Sen. Steve Daines cherishes the Bible his grandfather once used as a minister (Photo: Josh Shepherd)
Bound4LIFE: Do you find it difficult being a person of faith on Capitol Hill?
Steve Daines: I think it would be more difficult on Capitol Hill if I was not a person of faith. For example, James 1:5 says, “If any of you lacks wisdom, let him ask God who gives generously to all.” We need wisdom here as lawmakers, so I pray for wisdom.
I’m grateful that I have faith that provides perspective. This is important work, but I always have to remember that there is even a higher calling: serving God. We serve our country, but ultimately I serve God in what I do day to day. It would be difficult to serve here without being grounded in faith.
Our Founding Fathers saw that our rights were not granted to us by our government. The unalienable rights we have to life, liberty and the pursuit of happiness come from our Creator with a capital “C” – from God. The government did not provide those rights, the government’s role is to protect those rights.
Many have forgotten where these rights came from, and need to be reminded.
Bound4LIFE: You speak of the right to life. You recently joined a bipartisan group of senators led by Senator Joni Ernst to call for the Department of Health & Human Services to investigate Planned Parenthood. What made you take this stand?
Steve Daines: How can anyone watch these videos and not be outraged at what they contain? An important role we have here in Congress is oversight, so it’s vital we investigate Planned Parenthood.
Joni Ernst is a good friend of mine here on the Hill; we were elected together this past November. I have great respect for Joni, and I’m very glad to see her leading in this effort. She is pulling us together so we can get to the bottom of what was going on here.
I support defunding Planned Parenthood; that is something I would like to see happen, and I will continue to fight for that on the floor of the United States Senate.
Bound4LIFE: On June 11, the Pain Capable Unborn Child Protection Act was introduced in the U.S. Senate; you are one of 45 Senators currently co-sponsoring the bill. Why is this policy important for our nation to consider?
Steve Daines: We must fight for the most vulnerable in our society: the elderly, the disabled, and the unborn. They do not have a voice here on Capitol Hill. Their right to life is protected by our Constitution and the Declaration of Independence, so we speak up.
This is a bill that a majority of the American people are behind, banning late-term abortions after 20 weeks when a baby can feel pain. This is ground that we can fight on and win – it’s good policy, and it’s the right battle to be fighting right now on Capitol Hill. We need to try to get legislation passed and on the President’s desk.
Bound4LIFE: Even though a companion bill passed the House with overwhelming support, the Pain-Capable bill is unlikely to be signed by the President and enacted as law.
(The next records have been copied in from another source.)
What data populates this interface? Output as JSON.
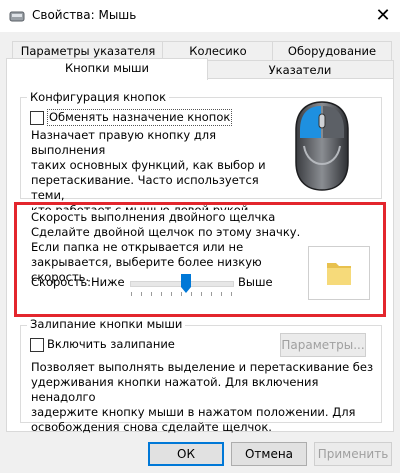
{
  "window": {
    "title": "Свойства: Мышь",
    "close_glyph": "✕"
  },
  "tabs": {
    "row1": [
      "Параметры указателя",
      "Колесико",
      "Оборудование"
    ],
    "row2": [
      "Кнопки мыши",
      "Указатели"
    ],
    "active": "Кнопки мыши"
  },
  "buttons_config": {
    "group_label": "Конфигурация кнопок",
    "swap_checkbox_label": "Обменять назначение кнопок",
    "swap_checked": false,
    "description": [
      "Назначает правую кнопку для выполнения",
      "таких основных функций, как выбор и",
      "перетаскивание. Часто используется теми,",
      "кто работает с мышью левой рукой."
    ]
  },
  "double_click": {
    "group_label": "Скорость выполнения двойного щелчка",
    "description": [
      "Сделайте двойной щелчок по этому значку.",
      "Если папка не открывается или не",
      "закрывается, выберите более низкую скорость."
    ],
    "speed_label": "Скорость:",
    "low_label": "Ниже",
    "high_label": "Выше",
    "slider_value": 0.55,
    "tick_count": 11,
    "folder_icon": "folder-icon"
  },
  "click_lock": {
    "group_label": "Залипание кнопки мыши",
    "checkbox_label": "Включить залипание",
    "checked": false,
    "settings_button": "Параметры...",
    "description": [
      "Позволяет выполнять выделение и перетаскивание без",
      "удерживания кнопки нажатой. Для включения ненадолго",
      "задержите кнопку мыши в нажатом положении. Для",
      "освобождения снова сделайте щелчок."
    ]
  },
  "footer": {
    "ok": "ОК",
    "cancel": "Отмена",
    "apply": "Применить"
  },
  "colors": {
    "highlight_box": "#e3262d",
    "mouse_button_blue": "#1e90e0",
    "folder_yellow": "#f2d36b"
  }
}
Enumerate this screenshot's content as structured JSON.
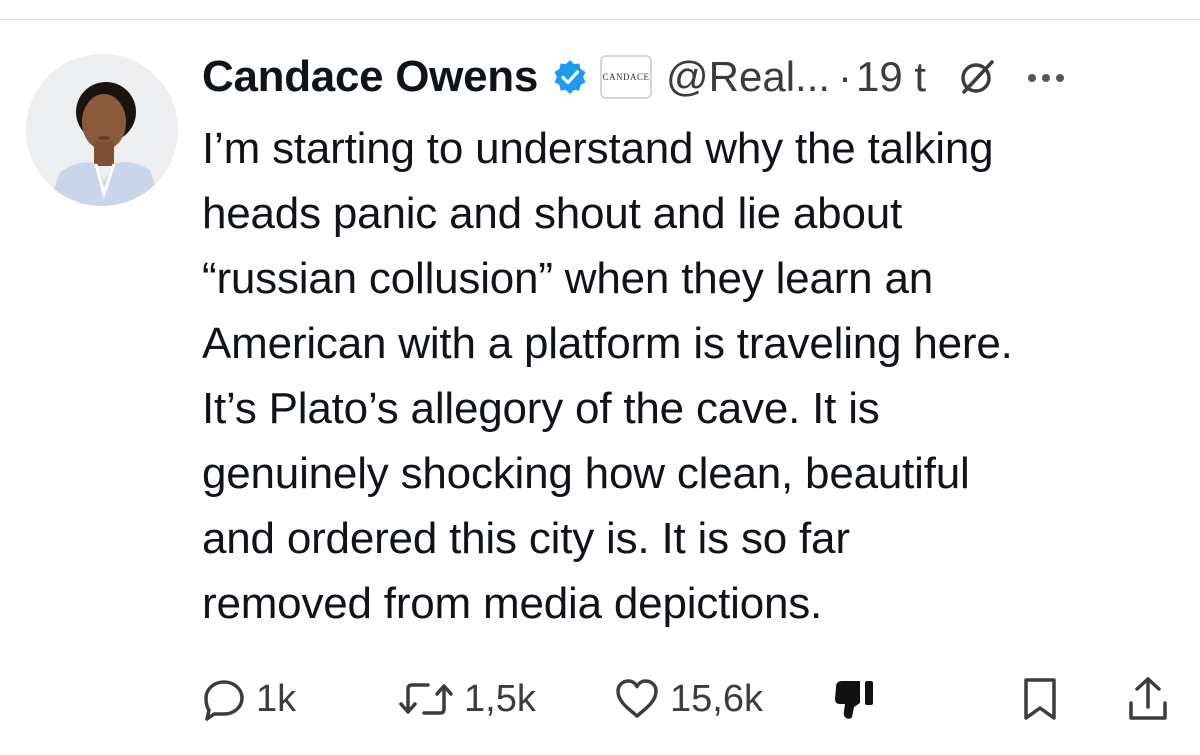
{
  "tweet": {
    "author_name": "Candace Owens",
    "affiliate_badge": "CANDACE",
    "handle": "@Real...",
    "separator": "·",
    "time": "19 t",
    "text": "I’m starting to understand why the talking\nheads panic and shout and lie about\n“russian collusion” when they learn an\nAmerican with a platform is traveling here.\nIt’s Plato’s allegory of the cave. It is\ngenuinely shocking how clean, beautiful\nand ordered this city is. It is so far\nremoved from media depictions."
  },
  "actions": {
    "replies": "1k",
    "reposts": "1,5k",
    "likes": "15,6k"
  },
  "icons": {
    "verified": "verified-badge-icon",
    "grok": "grok-icon",
    "more": "more-icon",
    "reply": "reply-icon",
    "repost": "repost-icon",
    "like": "heart-icon",
    "dislike": "thumbs-down-icon",
    "bookmark": "bookmark-icon",
    "share": "share-icon"
  },
  "colors": {
    "verified_blue": "#1d9bf0",
    "text": "#0f1419",
    "secondary_text": "#3c3c3c"
  }
}
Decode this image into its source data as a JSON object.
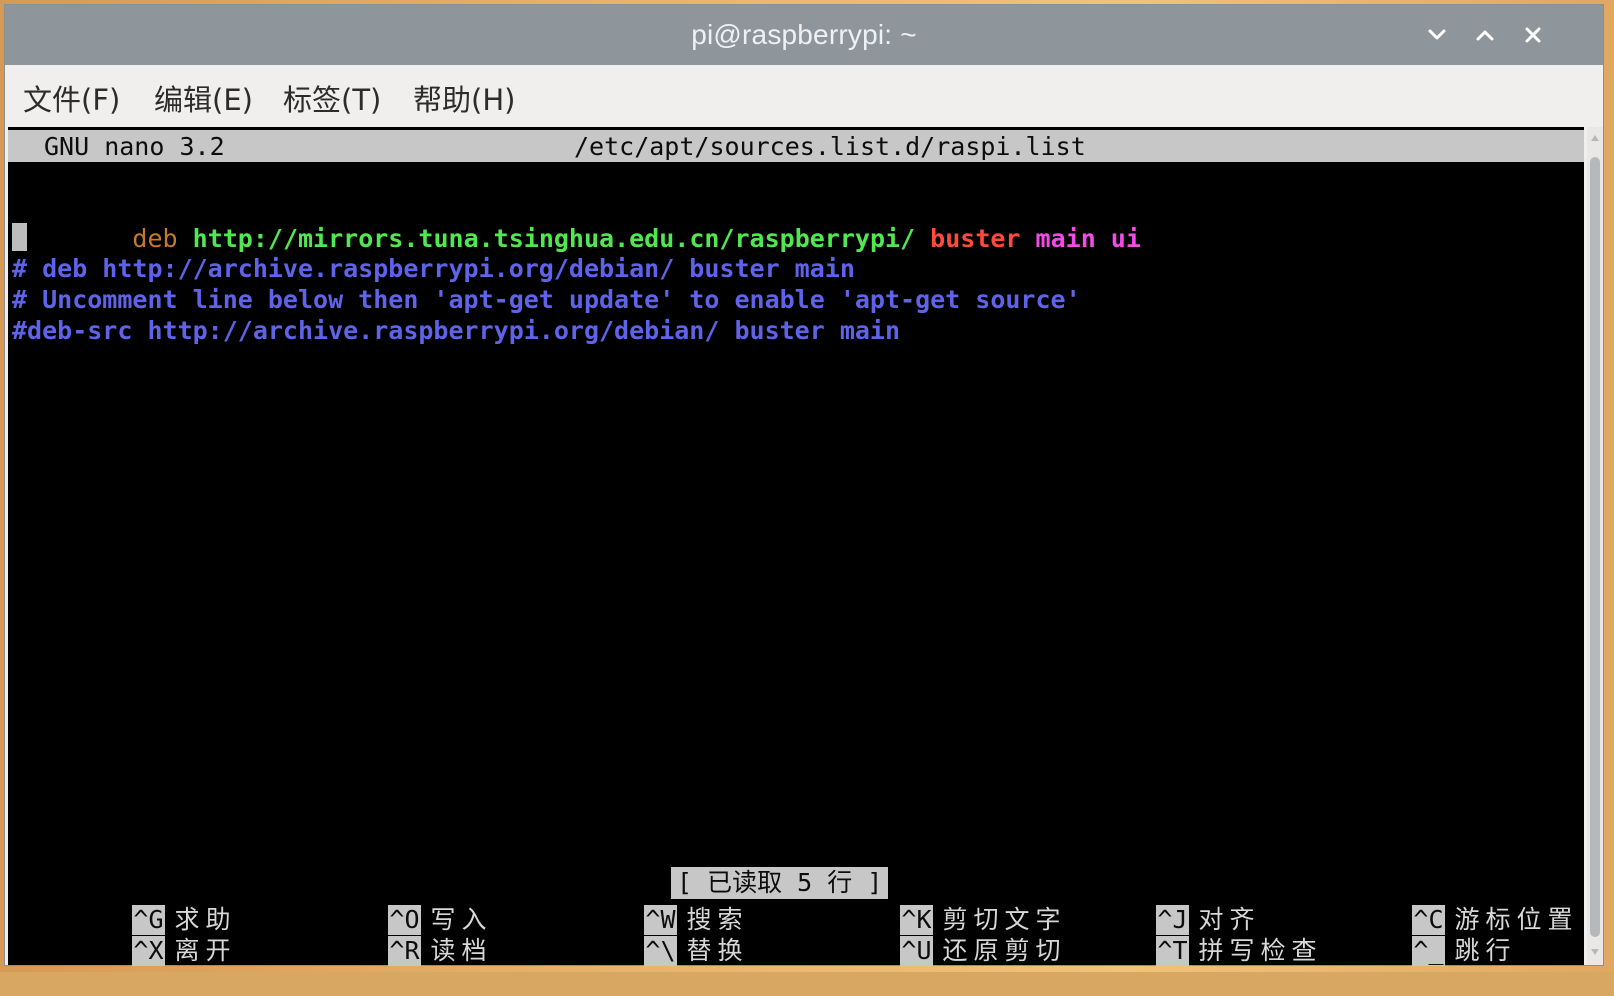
{
  "window": {
    "title": "pi@raspberrypi: ~"
  },
  "menu": {
    "items": [
      "文件(F)",
      "编辑(E)",
      "标签(T)",
      "帮助(H)"
    ]
  },
  "nano": {
    "version": "GNU nano 3.2",
    "filename": "/etc/apt/sources.list.d/raspi.list",
    "lines": [
      {
        "keyword": "deb",
        "url": "http://mirrors.tuna.tsinghua.edu.cn/raspberrypi/",
        "suite": "buster",
        "components": "main ui"
      },
      {
        "text": "# deb http://archive.raspberrypi.org/debian/ buster main"
      },
      {
        "text": "# Uncomment line below then 'apt-get update' to enable 'apt-get source'"
      },
      {
        "text": "#deb-src http://archive.raspberrypi.org/debian/ buster main"
      }
    ],
    "status": "[ 已读取 5 行 ]",
    "shortcuts": [
      {
        "key": "^G",
        "label": "求助"
      },
      {
        "key": "^O",
        "label": "写入"
      },
      {
        "key": "^W",
        "label": "搜索"
      },
      {
        "key": "^K",
        "label": "剪切文字"
      },
      {
        "key": "^J",
        "label": "对齐"
      },
      {
        "key": "^C",
        "label": "游标位置"
      },
      {
        "key": "^X",
        "label": "离开"
      },
      {
        "key": "^R",
        "label": "读档"
      },
      {
        "key": "^\\",
        "label": "替换"
      },
      {
        "key": "^U",
        "label": "还原剪切"
      },
      {
        "key": "^T",
        "label": "拼写检查"
      },
      {
        "key": "^_",
        "label": "跳行"
      }
    ]
  },
  "colors": {
    "titlebar": "#8e969b",
    "terminal_bg": "#000000",
    "syntax_keyword": "#c8782e",
    "syntax_url": "#4fe84f",
    "syntax_suite": "#ff4a3c",
    "syntax_components": "#f24ce8",
    "syntax_comment": "#5e63ea"
  },
  "icons": {
    "minimize": "chevron-down-icon",
    "maximize": "chevron-up-icon",
    "close": "close-icon"
  }
}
What are the goals of this legislation?
Steve Daines: Let’s go back to the story of William Wilberforce, who fought slavery for years in England. Similarly, this is a battle that has been ongoing for decades, and we must continue in the fight.
When will we finally win this victory? I don’t know – all I know is, we must continue to be a voice for those who don’t have a voice. It’s a long-term battle.
LifeNews Note: Marisa Lengor Kwaning is an editor, health policy analyst and contributor to Bound4LIFE, a grassroots movement to pray for the ending of abortion and for revival. This Bound4LIFE article has been reprinted with permission.